*Assignment:*
Set down every record exactly as it appears.
————
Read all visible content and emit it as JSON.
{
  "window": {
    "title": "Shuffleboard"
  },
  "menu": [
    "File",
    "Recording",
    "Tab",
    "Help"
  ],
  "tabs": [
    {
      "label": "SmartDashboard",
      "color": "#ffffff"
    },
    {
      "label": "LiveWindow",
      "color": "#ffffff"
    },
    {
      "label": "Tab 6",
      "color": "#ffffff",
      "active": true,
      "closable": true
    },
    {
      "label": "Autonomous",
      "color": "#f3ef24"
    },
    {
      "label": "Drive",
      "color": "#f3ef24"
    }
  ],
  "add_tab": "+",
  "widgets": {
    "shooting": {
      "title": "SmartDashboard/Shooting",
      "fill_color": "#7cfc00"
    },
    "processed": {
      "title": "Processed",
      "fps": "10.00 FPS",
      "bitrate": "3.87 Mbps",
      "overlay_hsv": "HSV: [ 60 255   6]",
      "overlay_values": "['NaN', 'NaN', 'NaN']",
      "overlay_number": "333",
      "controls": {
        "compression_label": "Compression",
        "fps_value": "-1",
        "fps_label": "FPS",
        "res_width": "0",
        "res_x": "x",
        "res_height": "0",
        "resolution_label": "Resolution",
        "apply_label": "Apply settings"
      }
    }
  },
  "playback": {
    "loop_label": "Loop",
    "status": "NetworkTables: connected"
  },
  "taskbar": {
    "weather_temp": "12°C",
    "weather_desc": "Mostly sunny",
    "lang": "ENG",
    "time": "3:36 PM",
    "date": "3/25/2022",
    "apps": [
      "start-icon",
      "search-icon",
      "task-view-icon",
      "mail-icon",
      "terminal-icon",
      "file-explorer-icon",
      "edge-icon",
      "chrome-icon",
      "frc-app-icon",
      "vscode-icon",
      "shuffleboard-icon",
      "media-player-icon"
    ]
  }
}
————
*Exercise response:*
Read all visible content and emit it as JSON.
{
  "window": {
    "title": "Shuffleboard"
  },
  "menu": [
    "File",
    "Recording",
    "Tab",
    "Help"
  ],
  "tabs": [
    {
      "label": "SmartDashboard",
      "color": "#ffffff"
    },
    {
      "label": "LiveWindow",
      "color": "#ffffff"
    },
    {
      "label": "Tab 6",
      "color": "#ffffff",
      "active": true,
      "closable": true
    },
    {
      "label": "Autonomous",
      "color": "#f3ef24"
    },
    {
      "label": "Drive",
      "color": "#f3ef24"
    }
  ],
  "add_tab": "+",
  "widgets": {
    "shooting": {
      "title": "SmartDashboard/Shooting",
      "fill_color": "#7cfc00"
    },
    "processed": {
      "title": "Processed",
      "fps": "10.00 FPS",
      "bitrate": "3.87 Mbps",
      "overlay_hsv": "HSV: [ 60 255   6]",
      "overlay_values": "['NaN', 'NaN', 'NaN']",
      "overlay_number": "333",
      "controls": {
        "compression_label": "Compression",
        "fps_value": "-1",
        "fps_label": "FPS",
        "res_width": "0",
        "res_x": "x",
        "res_height": "0",
        "resolution_label": "Resolution",
        "apply_label": "Apply settings"
      }
    }
  },
  "playback": {
    "loop_label": "Loop",
    "status": "NetworkTables: connected"
  },
  "taskbar": {
    "weather_temp": "12°C",
    "weather_desc": "Mostly sunny",
    "lang": "ENG",
    "time": "3:36 PM",
    "date": "3/25/2022",
    "apps": [
      "start-icon",
      "search-icon",
      "task-view-icon",
      "mail-icon",
      "terminal-icon",
      "file-explorer-icon",
      "edge-icon",
      "chrome-icon",
      "frc-app-icon",
      "vscode-icon",
      "shuffleboard-icon",
      "media-player-icon"
    ]
  }
}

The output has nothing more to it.